Letting Go
Alex Hanscombe, Read by Alex Hanscombe

Book cover image

Narrated By: Alex Hanscombe

Duration: 8 hours and 28 minutes

What to expect

This is Alex Hanscombe’s powerful, inspirational account as seen on This morning, BBC Breakfast, BBC Newsnight and published in The Sunday Times, Mail on Sunday and The Sun.

‘I was the most famous child in the British Isles…’

A coming-of-age story that begins with tragedy but ends in understanding, forgiveness and peace.

The stunning and heartbreaking story of the young son of Rachel Nickell – who witnessed the brutal attack on his mother and whose childhood was shaped by the media storm that followed. A coming-of-age story that begins with a tragedy but ends in optimism, forgiveness and peace.

On a beautiful July morning in 1992, just three weeks before his third birthday, Alex Hanscombe and his young mother, Rachel Nickell, went walking on Wimbledon Common. Life was never the same again. Shortly after ten o’clock that morning, Alex was discovered by the side of his mother’s body – she had been assaulted, stabbed forty-nine times in a frenzied attack, and left dead. Alex was the only witness to the attack.

Letting Go is Alex’s heartbreaking account of that morning, the aftermath, and the devastating effect on his father, the extended family and the wider community. Alex tells the story of the resulting media storm, the legal cases following and the peace and understanding that he has now found, as a young man. In telling his story, and the truth, this is the last stage of Alex’s incredible journey to letting go.

Genre

Memoirs, True stories: general

Listen to a sample

‘Surprisingly free of bitterness’ (Sunday Times)

‘A remarkable bond’ (The Guardian)

‘A remarkable journey to forgiveness’ (Mail on Sunday)

‘Inspirational…what a man’ (BBC Radio 2, Jeremy Vine)

‘Beautifully written’ (BBC Radio London, Vanessa Feltz)

‘Remarkably uplifting’ (BBC Breakfast TV, Charlie Stayt)

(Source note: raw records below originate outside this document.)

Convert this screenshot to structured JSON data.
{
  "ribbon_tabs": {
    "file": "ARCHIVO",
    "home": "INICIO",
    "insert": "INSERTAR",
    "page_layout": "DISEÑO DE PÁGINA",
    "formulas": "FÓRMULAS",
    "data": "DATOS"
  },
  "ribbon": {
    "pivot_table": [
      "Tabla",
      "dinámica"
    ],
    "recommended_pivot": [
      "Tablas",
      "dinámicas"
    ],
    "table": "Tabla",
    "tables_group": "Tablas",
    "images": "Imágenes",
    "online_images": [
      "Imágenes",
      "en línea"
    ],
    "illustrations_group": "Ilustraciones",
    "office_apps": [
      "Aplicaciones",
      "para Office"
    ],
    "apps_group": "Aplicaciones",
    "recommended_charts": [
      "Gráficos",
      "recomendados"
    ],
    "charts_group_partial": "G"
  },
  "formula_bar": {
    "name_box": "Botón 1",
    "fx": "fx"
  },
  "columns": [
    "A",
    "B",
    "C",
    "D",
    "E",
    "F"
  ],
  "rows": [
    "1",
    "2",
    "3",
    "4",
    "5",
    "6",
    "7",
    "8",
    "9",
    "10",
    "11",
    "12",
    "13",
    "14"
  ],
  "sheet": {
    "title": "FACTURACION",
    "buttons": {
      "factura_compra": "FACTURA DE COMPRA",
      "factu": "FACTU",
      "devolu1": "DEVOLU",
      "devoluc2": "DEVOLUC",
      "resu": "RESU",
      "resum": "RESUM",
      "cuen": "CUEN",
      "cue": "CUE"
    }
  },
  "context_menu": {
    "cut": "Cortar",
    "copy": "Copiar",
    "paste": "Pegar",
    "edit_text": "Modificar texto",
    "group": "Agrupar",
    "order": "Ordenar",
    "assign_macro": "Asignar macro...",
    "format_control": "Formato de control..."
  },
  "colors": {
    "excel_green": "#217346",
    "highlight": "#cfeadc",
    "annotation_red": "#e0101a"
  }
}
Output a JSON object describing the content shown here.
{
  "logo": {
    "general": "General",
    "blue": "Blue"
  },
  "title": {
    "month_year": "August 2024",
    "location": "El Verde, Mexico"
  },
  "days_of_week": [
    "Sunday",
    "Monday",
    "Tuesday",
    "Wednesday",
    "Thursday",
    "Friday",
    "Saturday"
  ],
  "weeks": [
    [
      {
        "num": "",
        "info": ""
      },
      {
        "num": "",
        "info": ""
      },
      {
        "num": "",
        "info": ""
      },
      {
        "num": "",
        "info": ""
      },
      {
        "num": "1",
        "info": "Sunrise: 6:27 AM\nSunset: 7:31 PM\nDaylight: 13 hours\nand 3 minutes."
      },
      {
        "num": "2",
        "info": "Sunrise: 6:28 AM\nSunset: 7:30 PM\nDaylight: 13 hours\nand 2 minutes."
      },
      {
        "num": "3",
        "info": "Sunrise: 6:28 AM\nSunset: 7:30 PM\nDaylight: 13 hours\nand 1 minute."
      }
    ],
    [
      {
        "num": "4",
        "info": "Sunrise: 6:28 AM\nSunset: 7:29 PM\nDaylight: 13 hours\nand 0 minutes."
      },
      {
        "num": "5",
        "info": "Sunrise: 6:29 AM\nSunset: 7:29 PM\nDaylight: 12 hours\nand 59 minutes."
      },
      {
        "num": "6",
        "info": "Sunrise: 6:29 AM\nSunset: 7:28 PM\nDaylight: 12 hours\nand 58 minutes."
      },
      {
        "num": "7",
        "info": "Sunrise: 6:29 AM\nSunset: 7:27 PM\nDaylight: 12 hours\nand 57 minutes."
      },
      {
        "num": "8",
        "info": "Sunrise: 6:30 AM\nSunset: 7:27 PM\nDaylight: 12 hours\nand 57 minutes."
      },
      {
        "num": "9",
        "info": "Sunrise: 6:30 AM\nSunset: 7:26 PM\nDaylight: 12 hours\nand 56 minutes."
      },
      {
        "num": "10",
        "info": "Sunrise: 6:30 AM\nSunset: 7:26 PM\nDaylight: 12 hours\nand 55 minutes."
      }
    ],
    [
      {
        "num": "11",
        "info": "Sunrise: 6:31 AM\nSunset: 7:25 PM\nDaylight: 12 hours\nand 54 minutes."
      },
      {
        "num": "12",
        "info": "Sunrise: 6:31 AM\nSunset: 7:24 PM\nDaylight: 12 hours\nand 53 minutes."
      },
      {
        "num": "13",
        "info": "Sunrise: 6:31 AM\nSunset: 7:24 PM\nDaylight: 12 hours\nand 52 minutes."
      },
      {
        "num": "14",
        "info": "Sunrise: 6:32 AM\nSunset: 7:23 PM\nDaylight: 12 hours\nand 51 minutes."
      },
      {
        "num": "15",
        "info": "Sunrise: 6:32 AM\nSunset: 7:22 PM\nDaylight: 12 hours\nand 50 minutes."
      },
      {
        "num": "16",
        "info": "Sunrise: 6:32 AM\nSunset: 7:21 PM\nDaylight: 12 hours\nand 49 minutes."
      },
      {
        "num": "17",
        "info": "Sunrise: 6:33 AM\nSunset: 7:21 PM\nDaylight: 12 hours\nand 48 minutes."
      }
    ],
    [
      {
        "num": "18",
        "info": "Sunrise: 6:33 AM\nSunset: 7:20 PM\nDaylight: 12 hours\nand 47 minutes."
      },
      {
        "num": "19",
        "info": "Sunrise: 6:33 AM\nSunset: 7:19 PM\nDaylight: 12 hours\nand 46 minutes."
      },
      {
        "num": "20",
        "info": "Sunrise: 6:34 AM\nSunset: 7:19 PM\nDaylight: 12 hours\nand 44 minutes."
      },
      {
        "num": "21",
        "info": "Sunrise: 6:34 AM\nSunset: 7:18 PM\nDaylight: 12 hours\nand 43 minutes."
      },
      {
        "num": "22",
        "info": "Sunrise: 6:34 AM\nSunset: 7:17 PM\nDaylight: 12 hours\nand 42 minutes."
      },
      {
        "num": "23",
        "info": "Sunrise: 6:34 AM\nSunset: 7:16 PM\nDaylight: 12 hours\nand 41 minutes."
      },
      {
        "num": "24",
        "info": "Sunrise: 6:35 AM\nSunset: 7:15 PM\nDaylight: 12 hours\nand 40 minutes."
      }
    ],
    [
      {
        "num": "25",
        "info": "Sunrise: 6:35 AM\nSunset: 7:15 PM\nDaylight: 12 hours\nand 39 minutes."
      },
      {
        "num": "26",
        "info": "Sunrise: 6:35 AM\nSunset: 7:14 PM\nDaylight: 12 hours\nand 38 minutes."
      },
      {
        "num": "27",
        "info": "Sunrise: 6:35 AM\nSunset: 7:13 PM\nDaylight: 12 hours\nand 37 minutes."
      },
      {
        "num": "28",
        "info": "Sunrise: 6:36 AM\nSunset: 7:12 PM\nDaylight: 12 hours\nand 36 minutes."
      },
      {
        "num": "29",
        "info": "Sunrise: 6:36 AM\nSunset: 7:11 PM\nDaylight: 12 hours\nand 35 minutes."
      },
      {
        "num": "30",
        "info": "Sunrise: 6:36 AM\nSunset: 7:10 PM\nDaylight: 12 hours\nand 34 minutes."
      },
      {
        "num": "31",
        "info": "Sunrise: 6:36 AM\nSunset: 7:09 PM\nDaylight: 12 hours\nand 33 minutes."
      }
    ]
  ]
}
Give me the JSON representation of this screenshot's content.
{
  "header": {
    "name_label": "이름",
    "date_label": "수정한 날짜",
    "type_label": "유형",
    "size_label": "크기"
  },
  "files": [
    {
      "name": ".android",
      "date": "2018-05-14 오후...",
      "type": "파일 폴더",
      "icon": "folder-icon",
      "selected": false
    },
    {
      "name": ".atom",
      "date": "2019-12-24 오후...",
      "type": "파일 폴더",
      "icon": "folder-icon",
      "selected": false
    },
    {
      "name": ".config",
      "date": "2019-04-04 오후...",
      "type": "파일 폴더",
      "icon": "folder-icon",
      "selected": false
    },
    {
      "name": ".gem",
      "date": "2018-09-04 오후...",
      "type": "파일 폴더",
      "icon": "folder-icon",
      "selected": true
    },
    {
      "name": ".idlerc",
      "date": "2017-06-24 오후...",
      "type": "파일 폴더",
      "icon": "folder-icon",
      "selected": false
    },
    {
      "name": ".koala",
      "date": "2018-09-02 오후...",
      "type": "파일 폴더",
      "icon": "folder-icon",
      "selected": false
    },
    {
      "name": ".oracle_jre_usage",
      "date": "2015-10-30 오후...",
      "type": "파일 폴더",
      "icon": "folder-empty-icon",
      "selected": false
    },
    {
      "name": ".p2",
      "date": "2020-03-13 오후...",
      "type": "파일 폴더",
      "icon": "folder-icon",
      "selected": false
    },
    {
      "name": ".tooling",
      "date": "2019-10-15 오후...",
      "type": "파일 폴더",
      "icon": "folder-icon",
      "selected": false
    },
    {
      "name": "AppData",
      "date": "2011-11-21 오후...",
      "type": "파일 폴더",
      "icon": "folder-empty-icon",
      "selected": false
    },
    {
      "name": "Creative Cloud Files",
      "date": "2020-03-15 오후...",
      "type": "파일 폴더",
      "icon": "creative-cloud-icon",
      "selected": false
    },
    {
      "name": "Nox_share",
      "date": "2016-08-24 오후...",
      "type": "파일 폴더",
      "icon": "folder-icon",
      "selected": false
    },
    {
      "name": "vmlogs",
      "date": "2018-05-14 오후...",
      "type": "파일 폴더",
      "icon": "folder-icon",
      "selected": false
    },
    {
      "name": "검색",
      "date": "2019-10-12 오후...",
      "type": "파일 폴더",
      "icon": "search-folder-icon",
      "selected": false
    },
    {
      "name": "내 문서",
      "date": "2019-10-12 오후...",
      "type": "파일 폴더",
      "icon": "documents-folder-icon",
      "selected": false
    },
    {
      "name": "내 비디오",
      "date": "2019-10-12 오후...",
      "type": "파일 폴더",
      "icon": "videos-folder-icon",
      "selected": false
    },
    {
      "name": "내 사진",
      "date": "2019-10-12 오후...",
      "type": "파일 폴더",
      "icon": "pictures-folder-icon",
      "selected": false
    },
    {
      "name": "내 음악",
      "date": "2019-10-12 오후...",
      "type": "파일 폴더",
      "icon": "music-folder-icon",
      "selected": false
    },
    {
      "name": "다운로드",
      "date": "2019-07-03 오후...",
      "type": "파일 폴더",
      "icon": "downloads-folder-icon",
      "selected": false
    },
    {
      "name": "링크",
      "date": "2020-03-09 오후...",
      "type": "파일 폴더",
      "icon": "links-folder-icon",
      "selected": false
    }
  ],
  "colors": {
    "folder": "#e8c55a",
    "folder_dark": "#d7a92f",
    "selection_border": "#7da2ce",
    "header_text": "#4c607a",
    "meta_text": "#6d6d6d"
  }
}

‘A remarkable capacity for forgiveness. The key to it is in the title of his book, Letting Go.’ (Good
Housekeeping)

‘A story symbolised by photos that are so seeped in love that they’ve stayed with us all these years’ (New!
Magazine)